Carina is a massive star formation region 2.3 kp away in the Sagittarius Carina arm. The 5 main clusters that make up the Complex have been aged between .1 and 3 Myr. It offers the densest stellar complex with ongoing star formation within a few kiloparsecs of the Sun and has relatively little obscuration. Carina contains at least 65 confirmed O-type stars providing significant UV radiation that powers the processes creating Carina’s various pillars and complex structures. These bright massive O stars are on the path to supernovae on short timescales relative to typical stellar evolution, and there are clues suggesting a supernova has already occurred.
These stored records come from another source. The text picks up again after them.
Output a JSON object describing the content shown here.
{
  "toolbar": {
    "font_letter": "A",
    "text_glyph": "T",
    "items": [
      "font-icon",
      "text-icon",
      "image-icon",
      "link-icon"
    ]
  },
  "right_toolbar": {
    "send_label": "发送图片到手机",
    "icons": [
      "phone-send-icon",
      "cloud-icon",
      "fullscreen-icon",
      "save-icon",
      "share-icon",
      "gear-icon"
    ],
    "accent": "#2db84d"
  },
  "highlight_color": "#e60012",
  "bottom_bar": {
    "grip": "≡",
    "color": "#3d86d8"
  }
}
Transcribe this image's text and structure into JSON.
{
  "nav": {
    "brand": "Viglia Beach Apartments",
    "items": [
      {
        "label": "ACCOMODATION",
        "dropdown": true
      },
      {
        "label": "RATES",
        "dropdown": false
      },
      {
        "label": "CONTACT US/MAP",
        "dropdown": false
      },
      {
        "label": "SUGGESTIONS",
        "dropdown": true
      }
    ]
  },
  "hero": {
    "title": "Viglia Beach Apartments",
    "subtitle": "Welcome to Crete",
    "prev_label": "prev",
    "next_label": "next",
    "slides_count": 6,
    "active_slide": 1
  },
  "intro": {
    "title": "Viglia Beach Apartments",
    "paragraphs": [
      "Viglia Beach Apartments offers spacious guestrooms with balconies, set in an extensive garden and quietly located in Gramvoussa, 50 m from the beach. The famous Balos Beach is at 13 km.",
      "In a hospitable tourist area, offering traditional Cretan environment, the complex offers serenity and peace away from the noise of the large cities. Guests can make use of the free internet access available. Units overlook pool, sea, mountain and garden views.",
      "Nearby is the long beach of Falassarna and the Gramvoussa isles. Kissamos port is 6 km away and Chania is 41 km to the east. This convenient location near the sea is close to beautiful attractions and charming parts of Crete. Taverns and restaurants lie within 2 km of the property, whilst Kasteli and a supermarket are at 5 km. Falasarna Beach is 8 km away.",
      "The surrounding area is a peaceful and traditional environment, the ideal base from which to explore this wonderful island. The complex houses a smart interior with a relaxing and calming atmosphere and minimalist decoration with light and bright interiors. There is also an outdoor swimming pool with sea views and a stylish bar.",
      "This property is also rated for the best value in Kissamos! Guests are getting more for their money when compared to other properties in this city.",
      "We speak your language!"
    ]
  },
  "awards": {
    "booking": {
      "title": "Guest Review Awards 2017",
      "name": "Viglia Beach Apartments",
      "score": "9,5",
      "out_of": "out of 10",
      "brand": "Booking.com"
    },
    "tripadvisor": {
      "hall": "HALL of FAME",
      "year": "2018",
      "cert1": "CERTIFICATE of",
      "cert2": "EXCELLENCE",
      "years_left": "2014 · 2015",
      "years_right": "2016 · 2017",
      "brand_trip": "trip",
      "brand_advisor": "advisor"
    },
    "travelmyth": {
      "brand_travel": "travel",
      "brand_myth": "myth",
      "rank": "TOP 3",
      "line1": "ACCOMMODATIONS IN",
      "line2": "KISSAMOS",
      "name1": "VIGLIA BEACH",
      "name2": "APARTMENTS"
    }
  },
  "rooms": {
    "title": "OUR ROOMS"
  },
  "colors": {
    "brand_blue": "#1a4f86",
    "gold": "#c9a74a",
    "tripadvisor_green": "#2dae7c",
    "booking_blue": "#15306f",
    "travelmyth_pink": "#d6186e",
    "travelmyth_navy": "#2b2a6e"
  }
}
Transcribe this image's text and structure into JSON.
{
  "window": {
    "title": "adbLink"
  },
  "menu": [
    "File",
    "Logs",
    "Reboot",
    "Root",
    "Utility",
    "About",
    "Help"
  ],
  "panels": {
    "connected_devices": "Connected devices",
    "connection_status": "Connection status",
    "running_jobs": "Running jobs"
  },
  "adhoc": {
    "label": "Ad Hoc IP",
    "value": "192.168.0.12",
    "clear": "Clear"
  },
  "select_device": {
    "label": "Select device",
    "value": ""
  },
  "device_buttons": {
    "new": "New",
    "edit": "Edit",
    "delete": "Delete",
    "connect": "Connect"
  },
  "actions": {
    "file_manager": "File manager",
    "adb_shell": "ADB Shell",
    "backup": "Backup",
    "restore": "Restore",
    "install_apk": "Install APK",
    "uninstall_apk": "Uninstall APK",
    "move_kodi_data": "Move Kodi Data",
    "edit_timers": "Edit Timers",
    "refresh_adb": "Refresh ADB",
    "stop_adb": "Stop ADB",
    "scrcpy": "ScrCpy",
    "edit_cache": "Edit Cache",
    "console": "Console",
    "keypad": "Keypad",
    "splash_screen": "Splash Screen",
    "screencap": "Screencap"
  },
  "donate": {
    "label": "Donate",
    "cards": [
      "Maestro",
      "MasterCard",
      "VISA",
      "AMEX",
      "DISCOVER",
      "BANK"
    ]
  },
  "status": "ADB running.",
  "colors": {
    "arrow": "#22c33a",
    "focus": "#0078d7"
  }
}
In the midst of this highly active and radiative region, though predominantly in the periphery of the main clusters, there is ongoing star formation and accretion out of dense molecular cloud. Overall then, Carina is a superb candidate for star forming observations because of its past and present star forming activity, vast extent, and excellent observability.
Wilson Cauley, a former graduate student for my advisor (Patrick Hartigan) made optical observations of the Carina Complex in March 2013 over the course of 4 nights using DECam, the world’s largest imager at the time with 520 megapixels, mounted to a 4-meter telescope for a 3.0 deg2 FOV. Cauley captured over 500 frames in I and R filters, as R magnitudes will show the most variability in young stars and concurrent I magnitude time-series can help with object differentiation. The image is the full stack of all 500 frames.